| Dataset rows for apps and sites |
**********
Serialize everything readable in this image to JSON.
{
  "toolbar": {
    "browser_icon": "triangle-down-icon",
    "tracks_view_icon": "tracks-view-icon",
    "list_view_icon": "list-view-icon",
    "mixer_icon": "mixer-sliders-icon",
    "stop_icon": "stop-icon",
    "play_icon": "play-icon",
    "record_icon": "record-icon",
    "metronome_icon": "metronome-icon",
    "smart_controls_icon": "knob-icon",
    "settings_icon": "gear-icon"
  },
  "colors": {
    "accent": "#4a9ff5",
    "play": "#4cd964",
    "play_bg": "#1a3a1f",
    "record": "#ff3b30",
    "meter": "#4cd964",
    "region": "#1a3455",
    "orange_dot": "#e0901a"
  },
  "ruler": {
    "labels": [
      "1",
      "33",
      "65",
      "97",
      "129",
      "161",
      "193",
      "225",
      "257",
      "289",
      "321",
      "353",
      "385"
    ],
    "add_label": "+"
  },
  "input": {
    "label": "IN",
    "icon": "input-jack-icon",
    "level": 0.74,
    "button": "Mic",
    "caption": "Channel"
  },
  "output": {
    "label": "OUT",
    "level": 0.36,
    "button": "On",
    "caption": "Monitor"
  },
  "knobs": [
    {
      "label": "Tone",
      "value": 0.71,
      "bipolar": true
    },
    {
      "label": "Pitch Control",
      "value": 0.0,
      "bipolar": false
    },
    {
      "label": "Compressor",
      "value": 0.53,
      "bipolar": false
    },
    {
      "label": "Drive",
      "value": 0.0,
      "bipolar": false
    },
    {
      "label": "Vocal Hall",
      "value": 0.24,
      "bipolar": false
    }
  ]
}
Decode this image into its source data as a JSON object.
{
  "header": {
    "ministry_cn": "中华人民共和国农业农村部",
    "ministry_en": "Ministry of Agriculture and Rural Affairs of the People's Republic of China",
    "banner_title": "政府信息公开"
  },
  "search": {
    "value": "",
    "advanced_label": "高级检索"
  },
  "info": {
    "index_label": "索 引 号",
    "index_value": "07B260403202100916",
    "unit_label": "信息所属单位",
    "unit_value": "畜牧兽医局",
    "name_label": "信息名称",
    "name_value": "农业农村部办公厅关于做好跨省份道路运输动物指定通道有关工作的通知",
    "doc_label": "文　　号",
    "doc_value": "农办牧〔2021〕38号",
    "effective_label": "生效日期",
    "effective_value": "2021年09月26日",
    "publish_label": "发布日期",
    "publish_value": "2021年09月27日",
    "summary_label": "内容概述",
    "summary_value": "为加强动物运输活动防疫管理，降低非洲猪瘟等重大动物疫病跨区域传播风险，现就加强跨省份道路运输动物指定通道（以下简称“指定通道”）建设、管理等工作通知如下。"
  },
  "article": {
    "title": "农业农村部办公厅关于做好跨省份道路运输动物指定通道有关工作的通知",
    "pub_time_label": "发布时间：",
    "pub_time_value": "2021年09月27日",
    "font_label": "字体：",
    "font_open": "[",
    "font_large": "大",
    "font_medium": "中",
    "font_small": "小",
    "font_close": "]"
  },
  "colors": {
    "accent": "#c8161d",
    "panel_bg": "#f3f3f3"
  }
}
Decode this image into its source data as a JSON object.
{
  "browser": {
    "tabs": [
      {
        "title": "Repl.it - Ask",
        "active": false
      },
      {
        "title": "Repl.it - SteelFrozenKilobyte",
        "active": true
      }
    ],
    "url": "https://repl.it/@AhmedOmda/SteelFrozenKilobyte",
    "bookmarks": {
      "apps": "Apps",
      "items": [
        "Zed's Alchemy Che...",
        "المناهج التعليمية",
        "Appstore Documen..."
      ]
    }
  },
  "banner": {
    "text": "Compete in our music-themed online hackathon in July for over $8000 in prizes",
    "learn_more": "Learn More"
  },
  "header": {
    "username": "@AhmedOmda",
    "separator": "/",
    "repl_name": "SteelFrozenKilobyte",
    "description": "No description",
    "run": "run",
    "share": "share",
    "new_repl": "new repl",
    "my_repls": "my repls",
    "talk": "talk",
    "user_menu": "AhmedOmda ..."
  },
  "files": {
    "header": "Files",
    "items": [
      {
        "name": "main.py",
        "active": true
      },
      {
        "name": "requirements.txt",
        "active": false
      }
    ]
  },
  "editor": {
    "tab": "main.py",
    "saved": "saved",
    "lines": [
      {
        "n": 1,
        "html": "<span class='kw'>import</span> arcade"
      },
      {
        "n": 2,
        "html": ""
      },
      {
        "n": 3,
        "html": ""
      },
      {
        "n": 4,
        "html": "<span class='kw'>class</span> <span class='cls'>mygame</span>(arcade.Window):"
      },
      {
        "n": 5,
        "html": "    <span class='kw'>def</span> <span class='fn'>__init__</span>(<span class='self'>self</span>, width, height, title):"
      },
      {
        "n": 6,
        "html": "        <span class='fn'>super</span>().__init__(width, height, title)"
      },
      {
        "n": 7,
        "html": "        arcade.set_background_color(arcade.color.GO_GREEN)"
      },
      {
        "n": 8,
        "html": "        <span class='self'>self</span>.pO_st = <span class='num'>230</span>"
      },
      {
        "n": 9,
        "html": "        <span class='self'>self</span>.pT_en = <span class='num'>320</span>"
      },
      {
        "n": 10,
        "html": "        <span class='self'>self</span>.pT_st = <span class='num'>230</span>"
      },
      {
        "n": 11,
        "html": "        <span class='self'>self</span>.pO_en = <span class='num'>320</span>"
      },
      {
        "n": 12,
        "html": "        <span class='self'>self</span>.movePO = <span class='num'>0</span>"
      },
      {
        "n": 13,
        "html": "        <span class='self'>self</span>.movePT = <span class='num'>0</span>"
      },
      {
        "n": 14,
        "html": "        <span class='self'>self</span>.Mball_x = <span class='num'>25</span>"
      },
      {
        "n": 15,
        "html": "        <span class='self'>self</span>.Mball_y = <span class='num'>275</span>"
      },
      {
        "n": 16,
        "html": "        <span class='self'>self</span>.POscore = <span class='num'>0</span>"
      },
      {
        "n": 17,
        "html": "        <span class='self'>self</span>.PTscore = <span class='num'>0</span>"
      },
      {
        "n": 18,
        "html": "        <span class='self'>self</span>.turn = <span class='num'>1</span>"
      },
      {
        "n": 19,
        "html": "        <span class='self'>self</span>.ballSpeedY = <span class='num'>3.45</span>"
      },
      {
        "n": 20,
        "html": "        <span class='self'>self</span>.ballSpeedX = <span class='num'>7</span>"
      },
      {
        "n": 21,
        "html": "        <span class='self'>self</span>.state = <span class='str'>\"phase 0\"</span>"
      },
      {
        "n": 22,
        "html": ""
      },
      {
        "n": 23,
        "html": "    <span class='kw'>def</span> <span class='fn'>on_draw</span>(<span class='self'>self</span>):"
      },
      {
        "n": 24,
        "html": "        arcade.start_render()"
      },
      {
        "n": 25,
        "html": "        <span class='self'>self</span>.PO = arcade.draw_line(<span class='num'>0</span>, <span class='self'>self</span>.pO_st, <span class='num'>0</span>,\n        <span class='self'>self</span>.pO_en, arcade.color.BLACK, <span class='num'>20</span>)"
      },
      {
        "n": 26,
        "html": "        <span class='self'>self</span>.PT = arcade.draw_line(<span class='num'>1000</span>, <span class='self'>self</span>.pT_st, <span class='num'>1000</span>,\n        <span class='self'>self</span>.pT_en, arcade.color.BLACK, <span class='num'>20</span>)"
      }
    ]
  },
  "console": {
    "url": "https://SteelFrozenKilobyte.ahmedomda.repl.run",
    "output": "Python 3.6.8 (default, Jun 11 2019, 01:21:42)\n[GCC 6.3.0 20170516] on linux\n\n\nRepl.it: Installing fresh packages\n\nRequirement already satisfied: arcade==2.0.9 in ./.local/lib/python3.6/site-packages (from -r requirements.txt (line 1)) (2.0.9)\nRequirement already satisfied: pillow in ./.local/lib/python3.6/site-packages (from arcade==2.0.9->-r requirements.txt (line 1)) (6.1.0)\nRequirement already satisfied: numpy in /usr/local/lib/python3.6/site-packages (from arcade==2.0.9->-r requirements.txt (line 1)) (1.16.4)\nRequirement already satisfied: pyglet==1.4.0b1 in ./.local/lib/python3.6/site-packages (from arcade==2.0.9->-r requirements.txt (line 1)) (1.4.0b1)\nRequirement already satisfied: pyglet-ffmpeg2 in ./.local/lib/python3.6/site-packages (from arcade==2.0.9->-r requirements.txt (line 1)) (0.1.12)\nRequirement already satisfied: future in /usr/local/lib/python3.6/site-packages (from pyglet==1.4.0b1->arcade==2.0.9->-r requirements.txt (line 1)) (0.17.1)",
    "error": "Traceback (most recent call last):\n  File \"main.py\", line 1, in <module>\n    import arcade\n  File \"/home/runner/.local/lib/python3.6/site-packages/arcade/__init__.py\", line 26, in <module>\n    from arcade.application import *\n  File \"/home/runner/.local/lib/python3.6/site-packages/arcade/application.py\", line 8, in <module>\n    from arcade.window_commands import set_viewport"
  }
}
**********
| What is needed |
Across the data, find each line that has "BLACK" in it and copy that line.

| Task output |
        "html": "        <span class='self'>self</span>.PO = arcade.draw_line(<span class='num'>0</span>, <span class='self'>self</span>.pO_st, <span class='num'>0</span>,\n        <span class='self'>self</span>.pO_en, arcade.color.BLACK, <span class='num'>20</span>)"
        "html": "        <span class='self'>self</span>.PT = arcade.draw_line(<span class='num'>1000</span>, <span class='self'>self</span>.pT_st, <span class='num'>1000</span>,\n        <span class='self'>self</span>.pT_en, arcade.color.BLACK, <span class='num'>20</span>)"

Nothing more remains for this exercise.